Finding Ethical Saffron and Avoiding Fake Saffron
When it comes to the search for ethical saffron, one will likely come across a multitude of options. The first will be the tried and true stigma of the crocus sativus, which will come at a price reflective of the quality. When that quality is as it should be, with flavor and aroma attributes that are slightly sweet, earthy, and unlike any other spice on the planet, that price will be, pound-for-pound, more expensive than even gold.
The second option is a group of other ingredients that are what some people consider to be inexpensive substitutes for saffron. For spice novices, these ingredients are frequently confused with the real thing, due to similar names and color hues. A third possibility is also seen as bargain pricing, but it isn’t pure saffron but an imposter product being falsely marketed as saffron. There is a final incident of bargain pricing that one should also avoid—subpar saffron, but we will save that for another post.
As a consumer, it’s important to understand your options so you know what you are getting. Below, we will dig into ingredients being sold as saffron that are not sourced from the Crocus sativus..
Fake Saffron - Safflower
Safflower or Sáfrányos, a member of the thistle family, is sometimes mistaken for saffron but there are rare instances in which one should use the two ingredients interchangeably (and never if the goal is to impart that potent, irreplaceable saffron flavor). Quite often the mistaken identity is simply an innocent misguided purchase on the part of consumers who don’t have previous experience using real saffron.
To the inexperienced eye, the yellowish-orange hue of safflower may seem similar to what might be expected of saffron, but those who have used real, high-quality saffron know that real saffron is typically a deep red, with just slight amounts of orange or yellow—coloring brought about by a carotenoid compound known as crocin.
Fake Saffron - Marigold
“Georgian Saffron” is nearly flavorless, especially when compared to the potent foral/earthy bite that comes from the real thing. That said, a saffron novice could easily be fooled by the deep golden hue of Georgian “saffron”, because it does impart a similar color on dishes it is added to. However, this ingredient isn’t actually saffron at all. It’s the dried flowers of a marigold that have been ground into a fine powder.
Fake Saffron - Died Threads, Fibers, and Imposter Herbs and Spices
In most instances, both Georgian saffron and safflower petals are being marketed as completely different ingredients than saffron and not deceptively as actual saffron, but there are definitely instances when they are intentionally falsely represented.
There is another incident of fraudulent saffron that is indisputably intentional deception—selling died threads, fibers, and imposter ingredients as pure saffron and charging top dollar for them, as was the case with a Spanish gang that allegedly made millions selling a counterfeit product that only partially contained saffron and included chemicals and other inexpensive ingredients to increase the weight of the product being sold.

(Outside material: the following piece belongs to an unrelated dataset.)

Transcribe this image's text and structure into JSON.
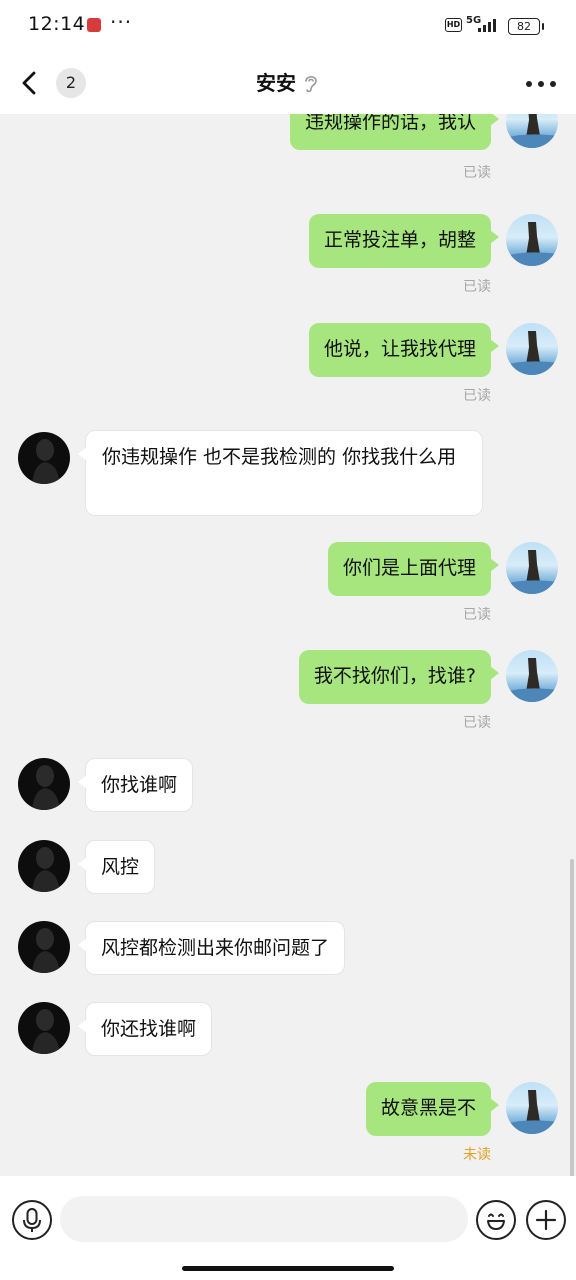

These are the reasons why it is so important to know what to look for when purchasing ingredients—what they look like, what they smell like, what they taste like, and where they come from. In our next post, we will explore the unique attributes of saffron so you don’t waste your money on an unethical or imposter product.